Can stationarity occur over different time periods?

According to what I've read on stationarity it seems like it is either an all or nothing property. Basically, if we have a time series with a unit root then it progresses as a random walk with no stable mean or variance.

But is it possible for a time series to be stationary but only over long periods? Could it have periods of nonstationarity followed by stationarity? If so, how could this be detected? Thank you for your help.

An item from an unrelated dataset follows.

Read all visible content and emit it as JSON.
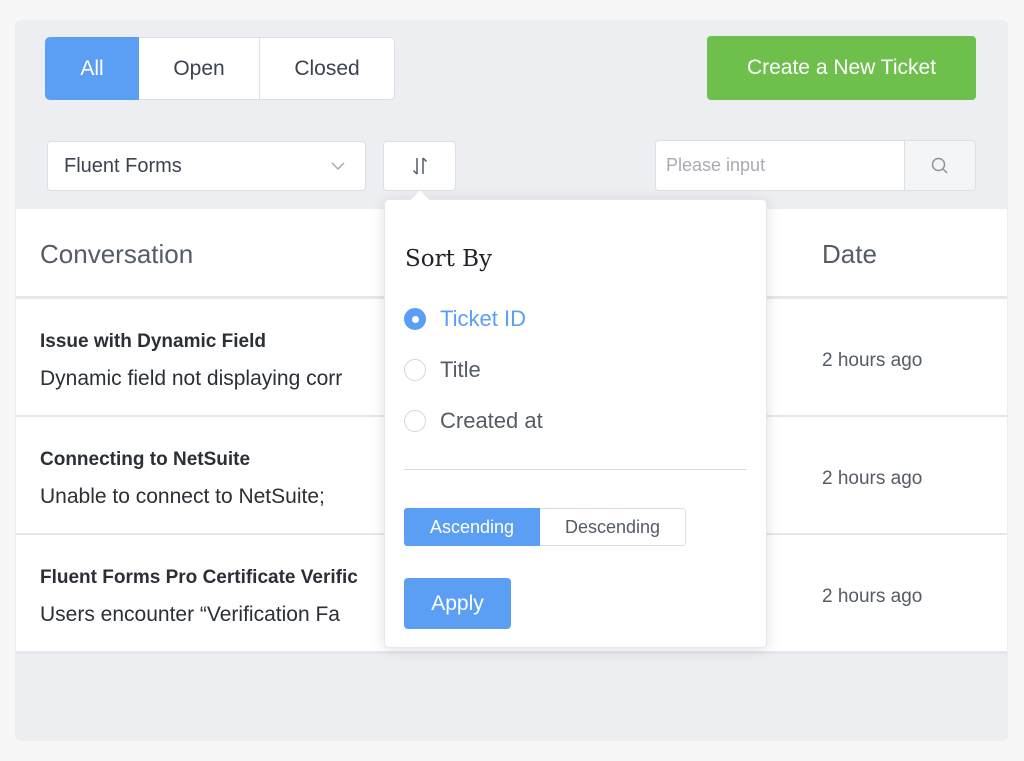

• Hi: It's an all or nothing type of thing. Note though that some stationarity definitions are stronger than others. There's weak, strict and possibly others which I can't recall at the moment. Commented Aug 4, 2020 at 1:45
• You might be interested in looking at regime change models, in which some parameters are allowed to change at discrete points in time. The classic example is the change between bull and bear markets in financial models: theses models have one set of parameters that describe a bull market, then a regime change occurs after which a different set of parameters for the bear market. These don't fit the definition of stationarity, but you could have something similar, where the distribution is constant on an interval of time, and then nonconstant on the next interval of time, etc. Commented Aug 4, 2020 at 2:15
• @ericperkerson Thanks, sounds worth taking a look at! Commented Aug 5, 2020 at 2:06

Generally, the answer is NO, because nothing in the definition of stationarity suggests a finine period, so it must apply to all time line. However, if you examine a simple AR(1) process, it behaves very much like a random walk in short time scale. So much that it can be indistinguishable from RW if a sample is small and relatively short.

Here's AR(1) model $$x_t=\phi_1x_{t-1}+e_t\\e_t\sim IID(0,\sigma_e^2)$$ $$\Delta x_t=(\phi_1-1)x_{t-1}+e_t$$

If you look at the variance of the process in short time frame, i.e. when $$1-\phi_1\approx 0$$, it's proportional to time $$var[x_t]\approx t\sigma^2_e$$, just like a unit root process. Obviously, in a long run the variance converges to a constant unlike a random walk process.

Note, the time scale of AR(1) process is $$\tau=-\frac 1 {\ln \phi_1}$$

• I thought the variances of all ARIMA process was assumed to be proportional to the variance of the error term, not just random walks. Am I mistaken? Commented Aug 5, 2020 at 2:11
• @MichaelHowell, I'm talking about the variance of the prediction. It is proportional to the error variance but also scales with time initially, just like a random walk. The difference is that it eventually slows down and converges to a constant, while in RW it keeps scaling with time to infinity Commented Aug 5, 2020 at 2:39
• Hi: if you are interested in looking further at what Aksakal is referring to, they are called "near unit root processes" in the literature. As far as the mention of regime changes, I would argue that a regime change is still indicative of non-stationarity. If the regime change implies a change in the mean or a change in the variance, then stationarity ( both kinds ) still does not hold. Commented Aug 5, 2020 at 3:28
• I do not know the theory, I have not seen this addressed, but in practice a line may have a trend in it at some points and not others. So when you say a line is stationary, or not, you really have to define at what point this is true or not. Probably if a set of data is looked over a long enough period of time it is never stationary. Commented Aug 6, 2020 at 16:15

I would think if you have a structural break and this changed the pattern of your data then you could have a non-stationary time series become stationary or the other ways around. Data can go from having a trend to not having a trend over time.

• So if the underlying data generating process changes then a stationary or non-stationary model would simply become more appropriate? Commented Aug 5, 2020 at 2:08